“The public sector has never needed self-employed contractors more, they supply vital specialist skills on a flexible basis,” said Chris Bryce of the Association of Independent Professionals the Self-Employed (IPSE), which commissioned the poll.

“Yet the government is considering bringing in a measure that will drive these specialists out.
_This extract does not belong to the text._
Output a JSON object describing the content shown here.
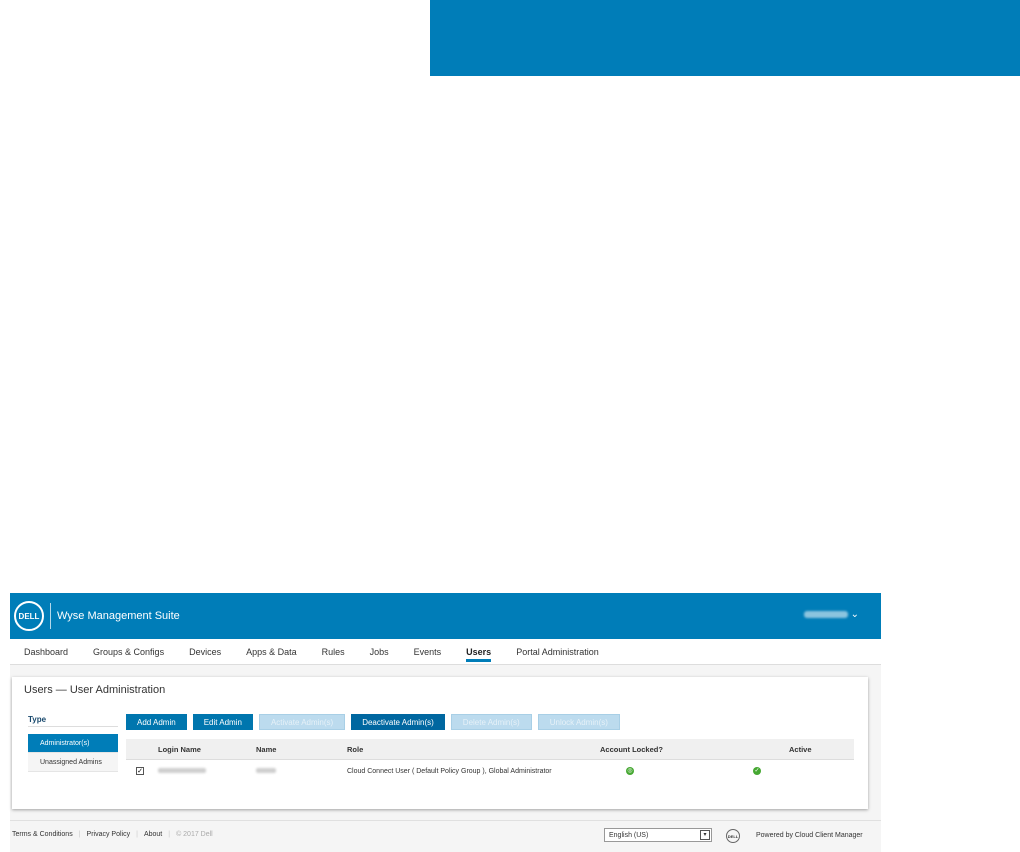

This policy must be urgently stopped.”

Referring to the majority of contractors who intend to quit if April’s IR35 reforms bite, Mr Bryce said that such flexible workers, who are best suited for short government projects, would be leaving the public sector “altogether;” not redeploying.

'Damaging to public services'

“Government departments are working on over 500 Brexit-related projects,” he said. “The last thing we need is to put our negotiations to leave the EU at risk due to skills shortages in key areas.”

Under the proposals that threaten the exodus, the end-user or agency (‘the paying agent’) would be made responsible and liable for the IR35 status of the PSC contractor -- the party currently liable.

Mr Bryce reflected: “This measure, if implemented, would force the self-employed out of the public sector altogether, robbing it of a key, flexible resource and damaging the delivery of vital public services.”

'Disaster'

Problematically for many, the government proposes to tax PSCs like employees, because even where IR35 is deemed to apply -- which indicates the workers are akin to their end-user’s full-time employees, they will not receive any employment rights.

“Many other business organisations are warning government of the potential for disaster on the delivery of public services if the measures are pushed through,” said IPSE.

“We urge [chancellor Philip Hammond] to consider this and use Autumn Statement to assure public sector bodies and the self-employed that the government will abandon this deeply concerning proposal, especially in light of the clear requirement for more resources to handle our exit from the EU.”

Editor's Note: Related --

HMRC 'unwilling to give any steer' on IR35 changes

Contractors set to reject IR35 payrolling from April

Public sector to lose half its PSCs over IR35 reform

IR35: Contractors face 13% income drop from April

OTS comes out against IR35 changes

Nov 17, 2016